I’ve been doing a lot of personal archival work, and through that work, I’ve realized how important it is to me to present myself the way I want to be presented.
I’ve written a little about this before in The Teenage Web, but as I’ve combed through posts from all my old blogs, re-formatting and editing them for this blog, I’ve realized just how many links are dead. Tons of old personal sites are gone. (God bless the Internet Archive.)
In the last 15 years, many people (myself included) were drawn to third-party solutions for presenting ourselves. For our résumés, LinkedIn. For portfolios, Behance and Dribbble. For blogging, Tumblr, Medium, and Substack. Instead of forums, Discord and Slack. But despite each of these advertising some amount of autonomy, in reality you have very little.
By centralizing not just your content, but yourself, on these sites, you rob yourself the opportunity to be more authentically you. In addition, a peer or competitor might appear next to you. It may not be great for you to have your competitor one click away from your own profile.
I don’t want to be misunderstood, because having outbound links to friends is great. But those links should be at your own discretion, not determined by an engineer writing a relevance algorithm at one of these third party websites.
What’s worse is how few businesses have actual websites, choosing to exist solely on Facebook or Instagram. I don’t want to begin about how unfortunate that is.
I’m sure you’ve seen the effects of this, too. Several of these services are completely closed to logged-out users. Want to see someone’s résumé? LinkedIn only. Sign in. Want to see the hours of operation for this cafe? Facebook only. Sign in. Want to see what products this shop offers? Instagram only. Sign in. Want to read about a topic you’re interested in? Discord only. Sign in.
And for everything else, the web is being littered with AI-generated content. Looking for a recipe? Advice on a medical issue? Perhaps you’re troubleshooting. You read a few paragraphs of the article before it hits you: a human definitely didn’t write this. The website you’re looking at is somehow worse than a recipe blog with a long story and ads, it’s an AI-generated recipe blog with a long story and ads.
Therefore, I believe it’s everyone’s imperative to genuinely invest in making websites again. For ourselves, for our businesses, for our interests.
I think the most basic HTML is extremely approachable. (Getting a hosting service squared away is decidedly not, I admit.) But I don’t even think you need much—if any—CSS to make a website. I think there’s nothing wrong with a website that is all substance and no style. A page with an address, phone number, email address, and operating hours using Times New Roman on a white background is significantly better than locking that data behind a Facebook login wall.
I think it’s more than okay for websites to be bare bones. And hear me out: if you approach HTML this way, you don’t even need to make a “mobile” website. It already works.

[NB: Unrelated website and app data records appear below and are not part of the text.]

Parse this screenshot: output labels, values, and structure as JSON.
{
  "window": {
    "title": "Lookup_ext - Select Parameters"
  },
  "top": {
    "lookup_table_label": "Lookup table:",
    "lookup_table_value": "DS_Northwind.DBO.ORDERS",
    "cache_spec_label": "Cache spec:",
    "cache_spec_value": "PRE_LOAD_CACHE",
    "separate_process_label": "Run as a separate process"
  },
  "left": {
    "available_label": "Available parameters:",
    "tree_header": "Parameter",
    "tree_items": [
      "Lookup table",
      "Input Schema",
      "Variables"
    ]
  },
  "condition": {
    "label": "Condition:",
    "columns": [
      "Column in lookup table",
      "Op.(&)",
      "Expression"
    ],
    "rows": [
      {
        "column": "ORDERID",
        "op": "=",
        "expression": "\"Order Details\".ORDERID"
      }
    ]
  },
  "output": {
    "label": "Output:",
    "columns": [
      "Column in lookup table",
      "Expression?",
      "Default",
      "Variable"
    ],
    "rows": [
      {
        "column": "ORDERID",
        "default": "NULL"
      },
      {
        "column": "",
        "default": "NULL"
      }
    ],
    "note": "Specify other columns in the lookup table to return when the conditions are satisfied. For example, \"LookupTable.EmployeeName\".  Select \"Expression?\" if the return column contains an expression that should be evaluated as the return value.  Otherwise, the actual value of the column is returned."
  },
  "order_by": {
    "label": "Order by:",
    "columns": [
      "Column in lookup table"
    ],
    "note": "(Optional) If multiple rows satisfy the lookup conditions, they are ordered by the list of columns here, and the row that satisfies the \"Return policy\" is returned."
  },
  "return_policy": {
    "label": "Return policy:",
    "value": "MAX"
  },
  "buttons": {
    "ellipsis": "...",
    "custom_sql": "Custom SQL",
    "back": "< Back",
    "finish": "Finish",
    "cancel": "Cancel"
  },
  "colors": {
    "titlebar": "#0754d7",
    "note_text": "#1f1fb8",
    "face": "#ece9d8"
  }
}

The concept of mobile websites only emerged when websites became too complex.
So, if you can spare the time, I think it’s time to ditch all the sites scattered across the Internet you use to present yourself. Get rid of the Linktree, too. That’s the easiest thing you can build yourself.
Make a damn website.